Inside the Netanyahu corruption probe & why he could be indicted
Israeli police have recommended that Prime Minister Benjamin Netanyahu be indicted over allegations of bribery, fraud and breach of trust, though it’s not the first time the embattled PM has faced scrutiny.
Netanyahu was quick to distance himself from the allegations, dismissing his own police force’s claims on Tuesday as being “like Swiss cheese,” saying that the truth would eventually surface and he’d be exonerated. RT takes a look back the scandals surrounding the under-fire PM, and other allegations leveled against his wife and son.
Netanyahu and his wife Sara are alleged to have accepted gifts, worth hundreds of thousands of dollars, from wealthy businessmen - Hollywood producer Arnon Milchan and Australian billionaire James Packer. The Netanyahu’s supposed loot is said to have included cigars, jewelry and champagne.
Cops allege that supplies of the illicit goods were systematic and involved the use of code words and couriers. “With the election of Mr. Netanyahu as prime minister in 2009, the scope and frequency of the transfer of goods increased significantly,” police said in a statement.
BACKGROUND: #Netanyahu is mired in 2 separate corruption investigations, one of which accuses him of accepting expensive gifts from businessmen https://t.co/wWCil27yrapic.twitter.com/IRe6N9mTk8— RT (@RT_com) February 13, 2018
Netanyahu is accused of conspiring with Arnon Mozes, the owner of Israel’s largest daily newspaper Yedioth Ahronoth. The PM allegedly tried to strike a deal with Mozes so that the paper, known to be critical of him, would run stories more in his favor, while at the same time bringing forth legislation designed to stifle Yedioth’s competitors.
Despite the existence of taped recordings between the pair, Netanyahu claims he was only testing Mozes and never planned to strike any deal.
Also known as the ‘submarine affair’, case 3000 involves alleged corruption in the multi-billion dollar sale of ships and submarines to Israel by German shipbuilder ThyssenKrupp. Though Netanyahu was not directly implicated, police have accused businessman Michael Ganor of bribing government officials in order to become the deal’s broker.

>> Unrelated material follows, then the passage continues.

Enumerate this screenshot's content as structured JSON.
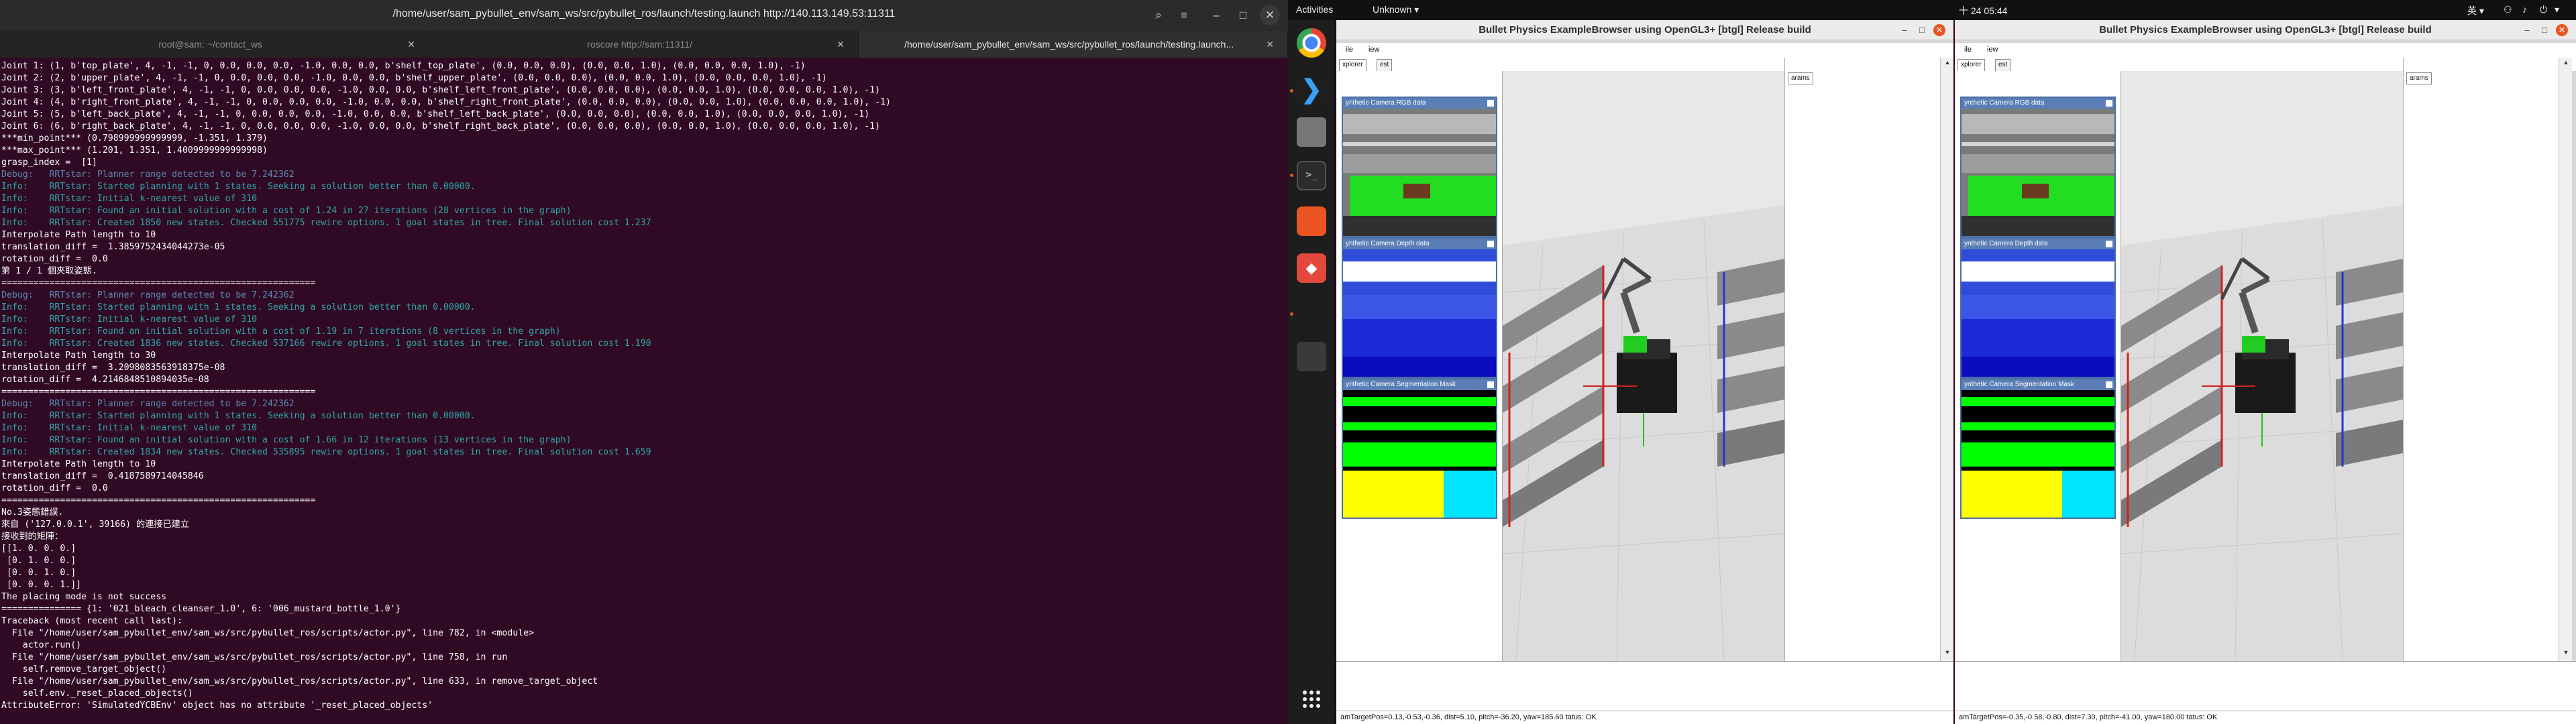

Netanyahu personal lawyer, David Shimron, acted as Ganor’s representative during the sale negotiations. Furthermore, former Defense Minister Moshe Ya'alon has accused the PM of attempting to facilitate the deal by urging the cancellation of previously issued ministry tenders.
Shlomo Filber, director general of Israel's Communications Ministry, appointed by Netanyahu, is accused of corruption by illicitly allowing national telephone company Bezeq to buy shares in satellite cable provider - YES.
Filber, also a former aide to the PM, allegedly provided Bezeq with confidential documents and other information that served its interests. Furthermore a special report by the state comptroller revealed that Netanyahu did not reveal his close friendship with Shaul Elovitch, the controlling shareholder in Bezeq.
Keep it in the family
It’s not just the PM who is accused of corruption though. Netanyahu’s wife, Sara, has been accused of misusing public funds at the couple's official residences. In 2017, she stood trial for using government money to pay for private housekeeping needs.
Furthermore, his 26-year-old son, Yair, is being sued by a left-wing Israeli think tank. Yair also found himself in hot water last month after recordings of him bragging about “awesome deals” his father allegedly made for his pal’s gas mogul dad.
After publication of the recordings, thousands took to the streets of the capital Tel Aviv to protest corruption.